The Basic Facts About the Lottery


A lottery is a form of gambling in which people bet on a number or series of numbers to win a prize, such as a large sum of money. It is often organized so that a portion of the profits goes to good causes. Lotteries have a long history and are popular with many people. Some states prohibit the practice, while others endorse it and regulate it. In either case, it is important to know some basic facts about the lottery before playing.

There are many different types of lottery games, and each has its own rules and regulations. Some are run by state governments, while others are private organizations. The prizes may range from cash to goods or services. Some are purely random, while others are based on skill or luck. It is also possible to purchase tickets online, which allows people from around the world to participate in a lottery.

The term lottery is derived from the Latin word lotere, meaning “to pull or draw lots.” The game has its roots in ancient times. It was used in the Old Testament to distribute land, and the Roman emperors used it to give away slaves and property during Saturnalian feasts. It was later adopted in the United States and Europe, where it has become one of the most popular forms of gambling.

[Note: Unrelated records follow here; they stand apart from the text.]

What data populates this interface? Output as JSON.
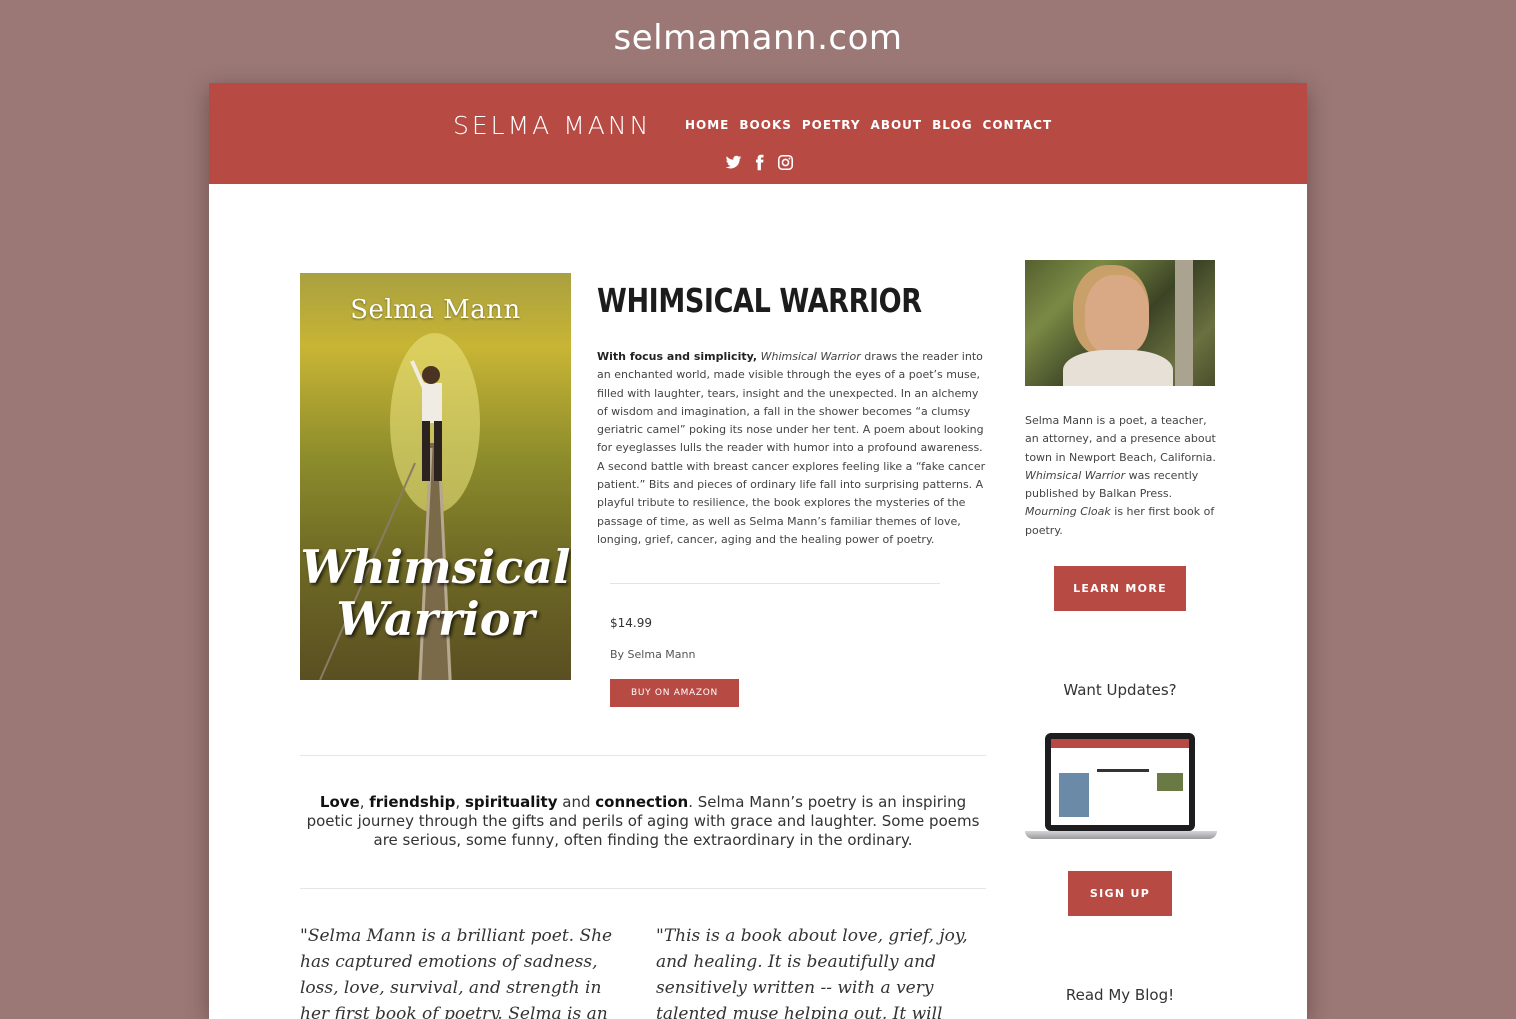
{
  "site_url": "selmamann.com",
  "header": {
    "brand": "SELMA MANN",
    "nav": [
      "HOME",
      "BOOKS",
      "POETRY",
      "ABOUT",
      "BLOG",
      "CONTACT"
    ],
    "social_icons": [
      "twitter-icon",
      "facebook-icon",
      "instagram-icon"
    ]
  },
  "book": {
    "cover_author": "Selma Mann",
    "cover_title_line1": "Whimsical",
    "cover_title_line2": "Warrior",
    "title": "WHIMSICAL WARRIOR",
    "desc_lead": "With focus and simplicity,",
    "desc_title_italic": "Whimsical Warrior",
    "desc_rest": " draws the reader into an enchanted world, made visible through the eyes of a poet’s muse, filled with laughter, tears, insight and the unexpected.  In an alchemy of wisdom and imagination, a fall in the shower becomes “a clumsy geriatric camel” poking its nose under her tent. A poem about looking for eyeglasses lulls the reader with humor into a profound awareness.  A second battle with breast cancer explores feeling like a “fake cancer patient.”  Bits and pieces of ordinary life fall into surprising patterns.  A playful tribute to resilience, the book explores the mysteries of the passage of time, as well as Selma Mann’s familiar themes of love, longing, grief, cancer, aging and the healing power of poetry.",
    "price": "$14.99",
    "byline": "By Selma Mann",
    "buy_label": "BUY ON AMAZON"
  },
  "tagline": {
    "w1": "Love",
    "sep1": ", ",
    "w2": "friendship",
    "sep2": ", ",
    "w3": "spirituality",
    "sep3": " and ",
    "w4": "connection",
    "rest": ". Selma Mann’s poetry is an inspiring poetic journey through the gifts and perils of aging with grace and laughter. Some poems  are serious, some funny, often finding the extraordinary in the ordinary."
  },
  "quotes": [
    "\"Selma Mann is a brilliant poet. She has captured emotions of sadness, loss, love, survival, and strength in her first book of poetry. Selma is an inspiration to all women",
    "\"This is a book about love, grief, joy, and healing. It is beautifully and sensitively written -- with a very talented muse helping out. It will make a wonderful gift for certain"
  ],
  "sidebar": {
    "bio_part1": "Selma Mann is a poet, a teacher, an attorney, and a presence about town in Newport Beach, California. ",
    "bio_italic1": "Whimsical Warrior",
    "bio_part2": " was recently published by Balkan Press. ",
    "bio_italic2": "Mourning Cloak",
    "bio_part3": " is her first book of poetry.",
    "learn_more_label": "LEARN MORE",
    "updates_title": "Want Updates?",
    "signup_label": "SIGN UP",
    "blog_title": "Read My Blog!"
  },
  "colors": {
    "brand_red": "#b84a44",
    "page_background": "#9b7876"
  }
}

Although there are many reasons to play the lottery, it is important to remember that winning the lottery requires a lot of patience. It is not uncommon for a person to play the lottery for years before finally winning. The odds of winning a prize are low, but the thrill of having a chance to become rich can be enough to keep people coming back for more.

In order to improve your chances of winning, you should select a group of numbers that are not close together. This will help to ensure that no other player chooses the same sequence. You should also avoid selecting numbers with sentimental value, such as those associated with your birthday or other special events. Additionally, you should buy more tickets to increase your chances of winning.

There are a number of issues that have arisen as a result of the growth of the lottery industry. These include concerns about how much money is actually raised, whether the proceeds are put to good use, and what impact it has on the poor, problem gamblers, and others who might not have as much access to gambling opportunities. In addition, lotteries are a significant source of revenue for states, and their advertising necessarily focuses on persuading potential customers to spend their money. This can be problematic, especially in a time of declining economic opportunity and increased income inequality.